Successful examples of policies and legislations for regulating wastewater management
The 2017 theme for World Water Day ‘Wastewater’, and the new 2030 Agenda (i.e. Sustainable Development Goal 6.3 Water quality and wastewater) both underline that wastewater management is one of the biggest challenges to better protect human and ecosystem health. Although in most countries, wastewater management has lower priority than water provision, there is an urgent need to promote effective wastewater treatment and disposal, and to encourage the protection of aquatic receiving ecosystems. For these reasons, WaterLex aims to feature the 2015 publication: “Good Practices for Regulating Wastewater Treatment: Legislation, Policies and Standards”, a UNEP and WaterLex joint publication. This e-book features successful cases for regulating wastewater management in six countries: Argentina, Austria, Finland, Jordan, Singapore and South Africa.
1) Singapore: A unique holistic approach to water resource management
Singapore is a small city-state with the second highest population

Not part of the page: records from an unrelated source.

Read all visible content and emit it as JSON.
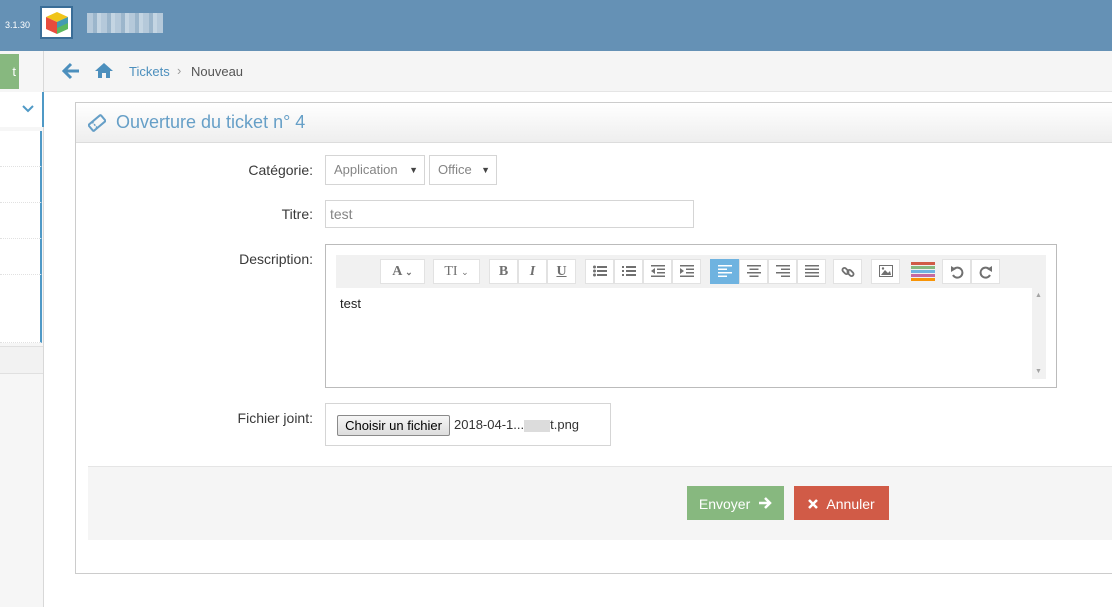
{
  "app": {
    "version": "3.1.30"
  },
  "sidebar": {
    "shortcut_label": "t"
  },
  "breadcrumb": {
    "parent": "Tickets",
    "separator": "›",
    "current": "Nouveau"
  },
  "form": {
    "title": "Ouverture du ticket n° 4",
    "category": {
      "label": "Catégorie:",
      "value": "Application",
      "subvalue": "Office"
    },
    "title_field": {
      "label": "Titre:",
      "value": "test"
    },
    "description": {
      "label": "Description:",
      "content": "test",
      "toolbar": {
        "font": "A",
        "font_size": "TI",
        "bold": "B",
        "italic": "I",
        "underline": "U"
      }
    },
    "attachment": {
      "label": "Fichier joint:",
      "button": "Choisir un fichier",
      "filename_start": "2018-04-1...",
      "filename_end": "t.png"
    }
  },
  "actions": {
    "submit": "Envoyer",
    "cancel": "Annuler"
  },
  "colors": {
    "topbar": "#6591b5",
    "accent": "#669fc7",
    "success": "#87b87f",
    "danger": "#d15b47",
    "active_tool": "#6fb3e0"
  }
}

density in the world and limited natural freshwater resources. It identified water as a national priority as early as 1971. The water strategy is based on the “Four National Taps”: 1) Water imports from neighbouring Malaysia; 2) rainfall storage from small catchments; 3) seawater desalination; and 4) the world’s first largescale wastewater reuse system for potable water production (NEWater).
Behind this success lies a strong and stable political will and vision which is recognised for its’ unique holistic approach to water resources management. This strategic approach combines several aspects:
Long-term planning and integrated public policies, keeping in mind the overall economic development of the country; water pricing to cover full production and supply costs; technological research to develop very high quality treated wastewater; and public education and involvement to develop ownership and gain support for water conservation.
Strict laws (regularly amended and enacted according to needs), regular monitoring and enforcement.
Restructured and coordinated institutions allowing for an integrated management of the whole water loop (the Public Utilities Board –in charge of all water and wastewater-related services, controls and administrations- and the National Environment Agency- overseeing the implementation of environmental policies- both under the Ministry of the Environment and Water Resources)